RECORDS FOR THE EXERCISE =
################
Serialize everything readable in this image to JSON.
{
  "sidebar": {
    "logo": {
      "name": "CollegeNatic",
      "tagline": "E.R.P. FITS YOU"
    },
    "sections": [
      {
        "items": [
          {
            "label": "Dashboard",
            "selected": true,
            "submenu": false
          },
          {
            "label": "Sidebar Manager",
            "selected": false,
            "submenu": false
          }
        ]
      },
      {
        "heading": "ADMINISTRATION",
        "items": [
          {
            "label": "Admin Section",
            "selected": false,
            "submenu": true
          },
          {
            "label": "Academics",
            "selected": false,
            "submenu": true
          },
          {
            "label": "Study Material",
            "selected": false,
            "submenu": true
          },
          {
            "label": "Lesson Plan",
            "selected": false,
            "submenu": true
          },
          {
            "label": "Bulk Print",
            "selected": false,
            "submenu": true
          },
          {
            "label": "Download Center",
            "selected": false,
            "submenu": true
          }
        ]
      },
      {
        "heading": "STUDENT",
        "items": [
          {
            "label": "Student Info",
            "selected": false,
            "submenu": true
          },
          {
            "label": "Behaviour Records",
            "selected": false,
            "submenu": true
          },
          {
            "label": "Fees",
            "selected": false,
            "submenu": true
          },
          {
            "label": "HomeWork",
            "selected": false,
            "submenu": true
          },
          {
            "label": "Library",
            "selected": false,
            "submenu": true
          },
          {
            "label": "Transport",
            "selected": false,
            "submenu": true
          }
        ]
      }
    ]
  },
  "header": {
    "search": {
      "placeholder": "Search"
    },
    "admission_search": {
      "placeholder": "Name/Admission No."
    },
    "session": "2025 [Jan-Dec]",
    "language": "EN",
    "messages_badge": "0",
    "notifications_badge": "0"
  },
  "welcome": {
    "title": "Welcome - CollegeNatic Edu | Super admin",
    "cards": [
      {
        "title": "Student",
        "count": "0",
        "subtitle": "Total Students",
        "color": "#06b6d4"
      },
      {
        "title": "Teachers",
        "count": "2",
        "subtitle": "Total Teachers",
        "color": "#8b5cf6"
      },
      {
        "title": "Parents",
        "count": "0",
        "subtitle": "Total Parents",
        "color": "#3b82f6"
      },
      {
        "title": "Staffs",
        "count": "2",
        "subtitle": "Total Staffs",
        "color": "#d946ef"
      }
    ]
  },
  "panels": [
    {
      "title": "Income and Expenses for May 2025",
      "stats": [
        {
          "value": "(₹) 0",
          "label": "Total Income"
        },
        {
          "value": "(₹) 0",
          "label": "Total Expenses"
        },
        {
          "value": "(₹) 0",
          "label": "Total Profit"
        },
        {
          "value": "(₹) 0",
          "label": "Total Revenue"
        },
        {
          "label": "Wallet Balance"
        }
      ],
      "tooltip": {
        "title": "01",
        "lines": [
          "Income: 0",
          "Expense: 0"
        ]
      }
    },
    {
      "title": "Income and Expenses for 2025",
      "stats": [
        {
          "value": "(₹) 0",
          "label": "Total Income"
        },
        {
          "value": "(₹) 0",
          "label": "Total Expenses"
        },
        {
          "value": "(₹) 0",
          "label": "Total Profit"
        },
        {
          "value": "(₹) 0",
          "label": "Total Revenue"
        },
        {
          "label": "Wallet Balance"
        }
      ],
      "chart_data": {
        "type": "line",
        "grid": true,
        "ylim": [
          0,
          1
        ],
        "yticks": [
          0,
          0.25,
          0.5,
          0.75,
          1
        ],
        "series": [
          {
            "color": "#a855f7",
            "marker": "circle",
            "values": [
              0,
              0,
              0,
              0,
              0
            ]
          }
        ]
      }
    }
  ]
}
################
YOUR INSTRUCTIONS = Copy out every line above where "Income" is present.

WRITTEN SOLUTION =
      "title": "Income and Expenses for May 2025",
          "label": "Total Income"
          "Income: 0",
      "title": "Income and Expenses for 2025",
          "label": "Total Income"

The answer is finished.